How Customers Can Prepare
As part of PSPS preparedness efforts, PG&E is asking customers to:
Update your contact information at www.pge.com/mywildfirealerts or by calling 1-866-743-6589 during normal business hours. PG&E will use this information to alert customers through automated calls, texts, and emails, when possible, prior to, and during, a Public Safety Power Shutoff.
Plan for medical needs like medications that require refrigeration or devices that need power.
Identify backup charging methods for phones and keep hard copies of emergency numbers.
Build or restock your emergency kit with flashlights, fresh batteries, first aid supplies and cash.
Keep in mind family members who are elderly, younger children and pets. Information and tips including a safety plan checklist are available at pge.com/wildfiresafety.
Learn more about wildfire risk and what to do before, during and after an emergency to keep your family safe at PG&E’s Safety Action Center.
While customers in high fire-threat areas are more likely to be affected by a Public Safety Power Shutoff event, any of PG&E's more than 5 million electric customers could have their power shut off because the energy system relies on power lines working together to provide electricity across cities, counties and regions.
Backup electric generators can be a part of any preparedness plan, but they can also pose unique safety hazards.
It’s important to understand how to safely operate your generator before an emergency occurs. This means doing regular safety checks and being sure you have enough fuel to last a few days. If you don’t understand how to use your generator, you risk damaging your property, endangering your life and endangering the lives of others.
Position your generator where its exhaust can vent safely to prevent carbon monoxide poisoning, which can be fatal.
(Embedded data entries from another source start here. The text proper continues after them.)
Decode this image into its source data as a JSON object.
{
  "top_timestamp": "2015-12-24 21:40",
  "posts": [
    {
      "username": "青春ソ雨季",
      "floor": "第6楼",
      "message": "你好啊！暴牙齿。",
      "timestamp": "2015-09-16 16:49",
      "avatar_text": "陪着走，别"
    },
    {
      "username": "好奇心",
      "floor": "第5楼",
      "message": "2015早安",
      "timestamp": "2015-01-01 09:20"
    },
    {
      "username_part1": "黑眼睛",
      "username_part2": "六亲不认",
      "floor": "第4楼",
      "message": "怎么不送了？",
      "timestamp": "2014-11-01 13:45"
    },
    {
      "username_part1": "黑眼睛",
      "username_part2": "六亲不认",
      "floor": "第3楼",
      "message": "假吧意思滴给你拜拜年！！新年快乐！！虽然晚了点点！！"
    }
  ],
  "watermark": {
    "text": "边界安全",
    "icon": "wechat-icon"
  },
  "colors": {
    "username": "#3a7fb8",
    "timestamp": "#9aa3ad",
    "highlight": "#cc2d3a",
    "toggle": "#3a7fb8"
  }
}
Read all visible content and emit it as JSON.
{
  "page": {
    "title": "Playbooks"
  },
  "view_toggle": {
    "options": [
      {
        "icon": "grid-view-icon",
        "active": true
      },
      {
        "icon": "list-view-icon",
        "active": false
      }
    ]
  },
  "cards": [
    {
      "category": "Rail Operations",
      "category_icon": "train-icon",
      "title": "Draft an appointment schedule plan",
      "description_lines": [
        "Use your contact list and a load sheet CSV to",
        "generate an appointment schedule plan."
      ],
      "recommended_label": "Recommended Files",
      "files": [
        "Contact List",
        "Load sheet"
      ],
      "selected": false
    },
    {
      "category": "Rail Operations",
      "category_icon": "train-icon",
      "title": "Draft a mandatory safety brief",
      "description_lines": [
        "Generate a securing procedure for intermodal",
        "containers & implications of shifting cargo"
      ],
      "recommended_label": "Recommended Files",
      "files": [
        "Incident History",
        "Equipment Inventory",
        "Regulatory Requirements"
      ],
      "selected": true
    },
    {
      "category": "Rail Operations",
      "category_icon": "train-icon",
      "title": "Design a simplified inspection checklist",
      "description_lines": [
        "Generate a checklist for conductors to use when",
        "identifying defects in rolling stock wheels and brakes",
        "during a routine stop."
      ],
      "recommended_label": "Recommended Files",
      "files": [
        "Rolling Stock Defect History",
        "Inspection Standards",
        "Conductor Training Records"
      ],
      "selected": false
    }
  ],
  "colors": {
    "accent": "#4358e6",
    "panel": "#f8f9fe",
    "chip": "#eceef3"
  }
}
Never run a portable generator in the garage or in the rain, and never store generator fuel in the house.
Additional tips on the safe use of generators can be found at PG&E’s Safety Action Center at www.safetyactioncenter.pge.com.